- ADA accessible launch: NWIPA is working with Michigan City to install a handicapped-accessible launch for canoes and kayaks on Trail Creek at the city's Hansen Park, which is near the Blue Chip Casino.
It won't go in until after July. It would be a floating dock where a person could shift off his or her wheelchair onto a bench, then scoot onto a boat, then slide the boat down a ramp and into the water.
"We have a lot of senior citizens and some amputees who paddle with us," Plath says.
It's not cheap, so the city and NWIPA want to see much it gets used, then see if there are cheaper ways to do it in the future. It will cost a total of $86,000, which includes $25,000 for the dock itself, Plath says. Half will be paid for with a grant from the Indiana Department of Natural Resources and half by the city, he says.

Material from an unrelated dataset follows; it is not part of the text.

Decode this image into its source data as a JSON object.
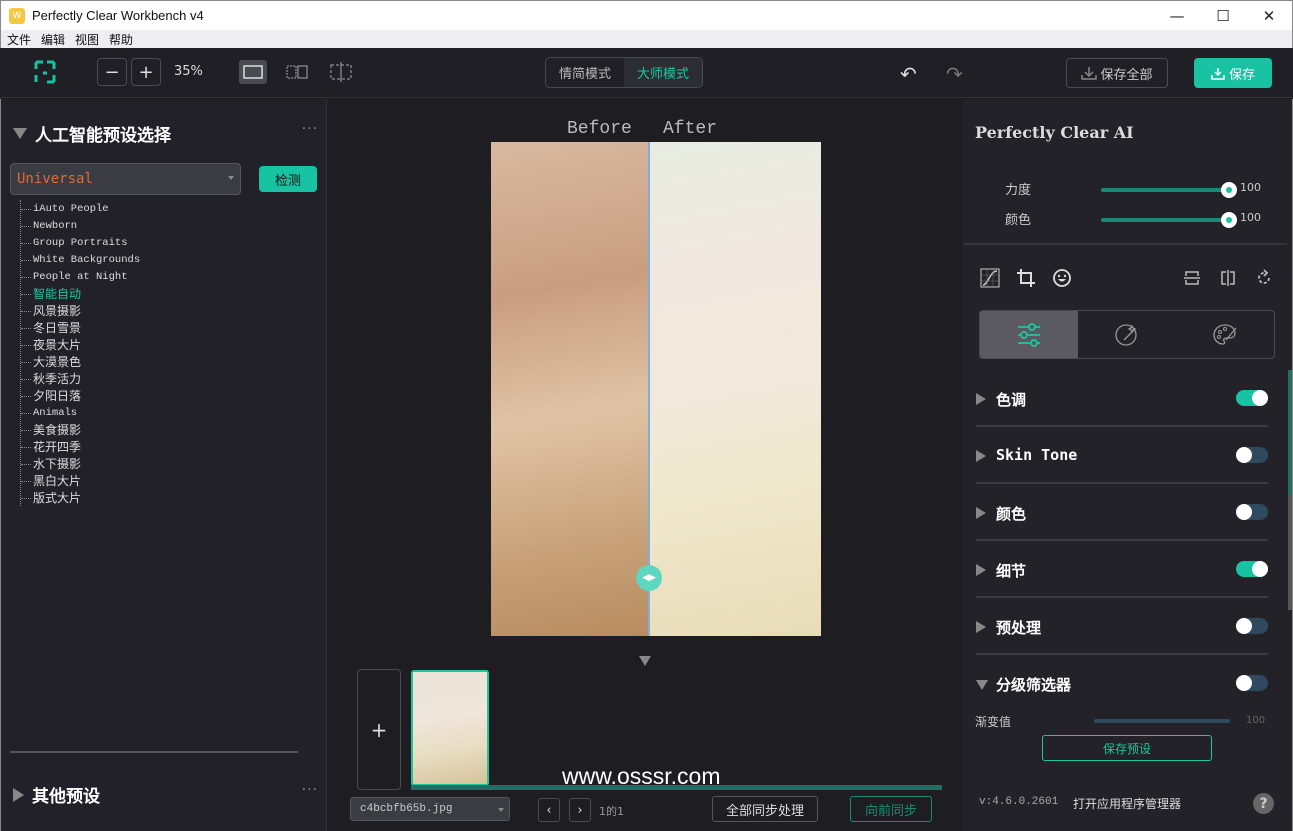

For now, you can put a boat in at the park along a muddy, stony shore.
From there on, Trail Creek is a pretty float into the woods. The current is gentle enough so that you can paddle out and paddle back.
Not long after you put in, you'll pass a pedestrian footbridge and an area that often has jammed up with logs -- until now. NWIPA volunteers spent a full day recently yanking out the wood pilings that were snagging those logs, Plath says.
The Hansen Park launch saves you from putting in at Washington Park on Lake Michigan, which requires that you paddle past behemoth pleasure boats and the Blue Chip itself.
To reach Hansen Park, take U.S. 12 (Second Street) east of Michigan Boulevard, turn right on Cook Street, then right on Union Street and follow the turn to the left and find the park on the left.
- Paddle events: Here are three easy paddling events that NWIPA is hosting, geared toward beginners. Admission is free, but a $5 donation is suggested. Boats will be available if you need it. Visit www.nwipa.org or call Plath at 219-871-9559.
The annual "fun float" on Trail Creek will be June 9. A reception and lunch will follow at the Lubeznik Center for the Arts. Meet at 8:30 a.m. Central time to register at the Washington Park boat ramps in Michigan City. Paddling will start at 9:30 a.m.
Beginners can try paddling an array of canoes and kayaks from noon to 3 p.m. Central time June 15 on Robinson Lake, just west of Hobart, Ind. Bring your own lunch. The lake is super blue and clear, Plath says. But be sure to clean off your boat afterward since the lake is infested with zebra mussels. From Hobart, go west on Third Street, left on LaSalle Street, right on 49th Avenue, left on Liverpool Road until you reach a parking lot that has access to the lake and the nearby Oak Savannah Trail for biking and hiking.
On June 22, paddle 3.5 miles, taking just over an hour, along the Deep River where NWIPA is establishing an eight-mile water trail between two dams. Plath says the river has great bird-watching. Meet at 11 a.m. Central time at Festival Park in Hobart, Ind. (follow Main Street northwest of downtown Hobart). Paddling will begin at noon. A shuttle will be provided.
Sea kayakers are needed to file trip reports after they've paddled on Lake Michigan. It goes towards an online guide for other paddlers about amenities such as access, parking, camping, restrooms, lodging and food. The Lake Michigan Water Trail Association is launching this guide to the 1,600-mile route along the lake at www.lmwt.org. To file a report, find forms for 479 individual legs of the route in four states. Starting on Memorial Day weekend, the first reporters are known as "Trail Blazers."
Reach Joseph Dits at 574-235-6158, email@example.com or www.facebook.com/tribune.josephdits.